It was then discovered how the mural was funded and that these funds could have been put into the Unemployment Trust Fund for Mainers to benefit from. When the Governor learned of this it further supported the decision.
The Governor took part in this panel discussion to speak about education; however, it is clear that NBC had an entirely different agenda for Governor LePage. With limited time to answer the question the Governor chose to speak about the most disturbing aspect - that this money could have been put into the Unemployment Trust Fund rather than used on a mural. This information was underreported by media this spring.
Maine AFL-CIO Disappointed in Governor LePage's Latest Mural Comments
Statement by Maine AFL-CIO Executive Director, Matt Schlobohm
The Maine AFL-CIO is deeply disappointed in the Governor LePage's latest comments regarding the labor mural made during an appearance on an NBC Education Summit earlier this week.

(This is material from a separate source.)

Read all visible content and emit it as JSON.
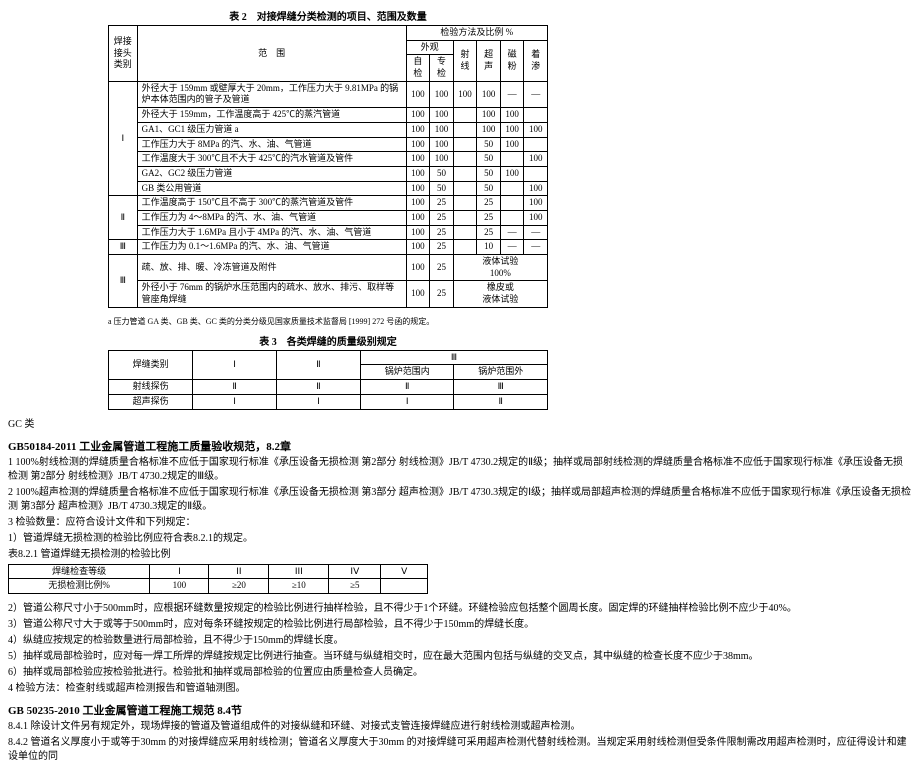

Governor LePage's explanations for removing the mural have changed numerous times now. Initially the mural was removed because of an "anonymous letter," then it was too "one sided" and now seven months later Governor LePage has a new explanation. The real issue, however, is not the Governor's motivations; it is his actions.
The Governor's decision to remove the mural disrespects generations of hardworking Maine people and erases their history. It is also part of his divisive, anti-worker agenda which has included rolling back child labor laws, attacking collective bargaining rights and undermining the retirement security of retired teachers and seniors.
The Governor has had every opportunity to take the high road, admit he made a mistake and end Maine's mural embarrassment. Instead of making new excuses and spreading disinformation, he should restore the mural to its proper place.
LePage Must Substantiate Allegations Labor Mural "Robbed" Unemployment Fund
It appears LePage is now taking issue with a portion of the mural expenditure that was paid for with federal Reed Act unemployment insurance funds. However, in April of this year an official with the U.S. Department of Labor informed the Maine Department of Labor that the the mural expenditure was justified:
The Reed Act permits a participating state to use its Reed Act funds, under an appropriation by the state legislature, for the administration of its [Unemployment Compensation] law and public employment offices. The state properly complied with this requirement in paying, under an appropriation, 63.39 percent of the commission from the Reed Act funds in its [Unemployment Trust Fund] account, since the display of this art work in your headquarters served these administrative purposes.